* GIVEN DATA

■ ■ ■ ■ ■

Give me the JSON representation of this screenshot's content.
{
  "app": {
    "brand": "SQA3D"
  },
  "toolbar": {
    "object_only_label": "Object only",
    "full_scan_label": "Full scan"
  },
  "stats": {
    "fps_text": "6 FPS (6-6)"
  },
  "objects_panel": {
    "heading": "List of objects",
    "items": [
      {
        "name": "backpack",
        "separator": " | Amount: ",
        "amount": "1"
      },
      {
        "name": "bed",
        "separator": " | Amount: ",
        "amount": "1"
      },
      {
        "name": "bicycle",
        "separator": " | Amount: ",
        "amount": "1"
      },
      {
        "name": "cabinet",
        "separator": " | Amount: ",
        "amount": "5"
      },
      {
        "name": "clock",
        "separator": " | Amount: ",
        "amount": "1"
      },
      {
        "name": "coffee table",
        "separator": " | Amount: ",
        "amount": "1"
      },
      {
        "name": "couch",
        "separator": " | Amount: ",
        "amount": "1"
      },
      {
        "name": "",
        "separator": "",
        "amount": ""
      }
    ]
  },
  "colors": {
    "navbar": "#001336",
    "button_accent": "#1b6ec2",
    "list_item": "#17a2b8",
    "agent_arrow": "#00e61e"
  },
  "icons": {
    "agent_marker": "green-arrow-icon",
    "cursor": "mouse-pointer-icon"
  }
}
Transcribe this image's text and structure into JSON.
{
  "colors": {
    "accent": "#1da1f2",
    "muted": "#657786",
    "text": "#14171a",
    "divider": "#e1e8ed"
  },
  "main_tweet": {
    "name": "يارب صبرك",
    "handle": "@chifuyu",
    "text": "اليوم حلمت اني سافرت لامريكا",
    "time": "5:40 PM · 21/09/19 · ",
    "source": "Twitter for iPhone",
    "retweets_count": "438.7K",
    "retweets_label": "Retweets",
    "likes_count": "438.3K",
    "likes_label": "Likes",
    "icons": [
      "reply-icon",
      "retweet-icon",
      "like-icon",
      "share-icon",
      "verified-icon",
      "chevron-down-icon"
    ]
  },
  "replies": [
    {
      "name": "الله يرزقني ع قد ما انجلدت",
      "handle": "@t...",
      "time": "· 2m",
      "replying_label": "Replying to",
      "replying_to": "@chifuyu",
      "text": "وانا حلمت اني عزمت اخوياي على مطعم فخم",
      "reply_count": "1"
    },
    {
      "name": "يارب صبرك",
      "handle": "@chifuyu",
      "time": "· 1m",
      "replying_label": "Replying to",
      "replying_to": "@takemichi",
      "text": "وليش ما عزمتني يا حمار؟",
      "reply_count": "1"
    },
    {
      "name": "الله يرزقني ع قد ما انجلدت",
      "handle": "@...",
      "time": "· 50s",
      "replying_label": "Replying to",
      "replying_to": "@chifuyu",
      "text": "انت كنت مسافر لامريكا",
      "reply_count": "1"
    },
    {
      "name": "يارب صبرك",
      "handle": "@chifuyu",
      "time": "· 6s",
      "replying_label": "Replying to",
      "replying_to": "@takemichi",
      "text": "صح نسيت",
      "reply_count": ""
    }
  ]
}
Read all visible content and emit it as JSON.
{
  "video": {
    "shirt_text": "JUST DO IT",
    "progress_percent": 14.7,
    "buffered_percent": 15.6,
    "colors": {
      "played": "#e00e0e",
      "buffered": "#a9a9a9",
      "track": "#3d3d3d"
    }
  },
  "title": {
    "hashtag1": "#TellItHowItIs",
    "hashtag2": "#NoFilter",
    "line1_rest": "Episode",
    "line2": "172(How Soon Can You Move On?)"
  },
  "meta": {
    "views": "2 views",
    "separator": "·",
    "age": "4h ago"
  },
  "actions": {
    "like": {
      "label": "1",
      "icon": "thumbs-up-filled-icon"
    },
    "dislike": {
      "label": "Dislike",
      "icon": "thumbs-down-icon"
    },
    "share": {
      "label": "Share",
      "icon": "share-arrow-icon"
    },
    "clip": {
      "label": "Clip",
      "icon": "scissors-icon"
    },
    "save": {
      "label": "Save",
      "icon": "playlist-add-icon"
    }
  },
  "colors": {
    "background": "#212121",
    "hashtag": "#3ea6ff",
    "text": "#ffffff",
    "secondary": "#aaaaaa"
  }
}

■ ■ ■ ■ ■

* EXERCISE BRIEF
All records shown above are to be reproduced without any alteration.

* ANSWER AREA
Give me the JSON representation of this screenshot's content.
{
  "app": {
    "brand": "SQA3D"
  },
  "toolbar": {
    "object_only_label": "Object only",
    "full_scan_label": "Full scan"
  },
  "stats": {
    "fps_text": "6 FPS (6-6)"
  },
  "objects_panel": {
    "heading": "List of objects",
    "items": [
      {
        "name": "backpack",
        "separator": " | Amount: ",
        "amount": "1"
      },
      {
        "name": "bed",
        "separator": " | Amount: ",
        "amount": "1"
      },
      {
        "name": "bicycle",
        "separator": " | Amount: ",
        "amount": "1"
      },
      {
        "name": "cabinet",
        "separator": " | Amount: ",
        "amount": "5"
      },
      {
        "name": "clock",
        "separator": " | Amount: ",
        "amount": "1"
      },
      {
        "name": "coffee table",
        "separator": " | Amount: ",
        "amount": "1"
      },
      {
        "name": "couch",
        "separator": " | Amount: ",
        "amount": "1"
      },
      {
        "name": "",
        "separator": "",
        "amount": ""
      }
    ]
  },
  "colors": {
    "navbar": "#001336",
    "button_accent": "#1b6ec2",
    "list_item": "#17a2b8",
    "agent_arrow": "#00e61e"
  },
  "icons": {
    "agent_marker": "green-arrow-icon",
    "cursor": "mouse-pointer-icon"
  }
}
Transcribe this image's text and structure into JSON.
{
  "colors": {
    "accent": "#1da1f2",
    "muted": "#657786",
    "text": "#14171a",
    "divider": "#e1e8ed"
  },
  "main_tweet": {
    "name": "يارب صبرك",
    "handle": "@chifuyu",
    "text": "اليوم حلمت اني سافرت لامريكا",
    "time": "5:40 PM · 21/09/19 · ",
    "source": "Twitter for iPhone",
    "retweets_count": "438.7K",
    "retweets_label": "Retweets",
    "likes_count": "438.3K",
    "likes_label": "Likes",
    "icons": [
      "reply-icon",
      "retweet-icon",
      "like-icon",
      "share-icon",
      "verified-icon",
      "chevron-down-icon"
    ]
  },
  "replies": [
    {
      "name": "الله يرزقني ع قد ما انجلدت",
      "handle": "@t...",
      "time": "· 2m",
      "replying_label": "Replying to",
      "replying_to": "@chifuyu",
      "text": "وانا حلمت اني عزمت اخوياي على مطعم فخم",
      "reply_count": "1"
    },
    {
      "name": "يارب صبرك",
      "handle": "@chifuyu",
      "time": "· 1m",
      "replying_label": "Replying to",
      "replying_to": "@takemichi",
      "text": "وليش ما عزمتني يا حمار؟",
      "reply_count": "1"
    },
    {
      "name": "الله يرزقني ع قد ما انجلدت",
      "handle": "@...",
      "time": "· 50s",
      "replying_label": "Replying to",
      "replying_to": "@chifuyu",
      "text": "انت كنت مسافر لامريكا",
      "reply_count": "1"
    },
    {
      "name": "يارب صبرك",
      "handle": "@chifuyu",
      "time": "· 6s",
      "replying_label": "Replying to",
      "replying_to": "@takemichi",
      "text": "صح نسيت",
      "reply_count": ""
    }
  ]
}
Read all visible content and emit it as JSON.
{
  "video": {
    "shirt_text": "JUST DO IT",
    "progress_percent": 14.7,
    "buffered_percent": 15.6,
    "colors": {
      "played": "#e00e0e",
      "buffered": "#a9a9a9",
      "track": "#3d3d3d"
    }
  },
  "title": {
    "hashtag1": "#TellItHowItIs",
    "hashtag2": "#NoFilter",
    "line1_rest": "Episode",
    "line2": "172(How Soon Can You Move On?)"
  },
  "meta": {
    "views": "2 views",
    "separator": "·",
    "age": "4h ago"
  },
  "actions": {
    "like": {
      "label": "1",
      "icon": "thumbs-up-filled-icon"
    },
    "dislike": {
      "label": "Dislike",
      "icon": "thumbs-down-icon"
    },
    "share": {
      "label": "Share",
      "icon": "share-arrow-icon"
    },
    "clip": {
      "label": "Clip",
      "icon": "scissors-icon"
    },
    "save": {
      "label": "Save",
      "icon": "playlist-add-icon"
    }
  },
  "colors": {
    "background": "#212121",
    "hashtag": "#3ea6ff",
    "text": "#ffffff",
    "secondary": "#aaaaaa"
  }
}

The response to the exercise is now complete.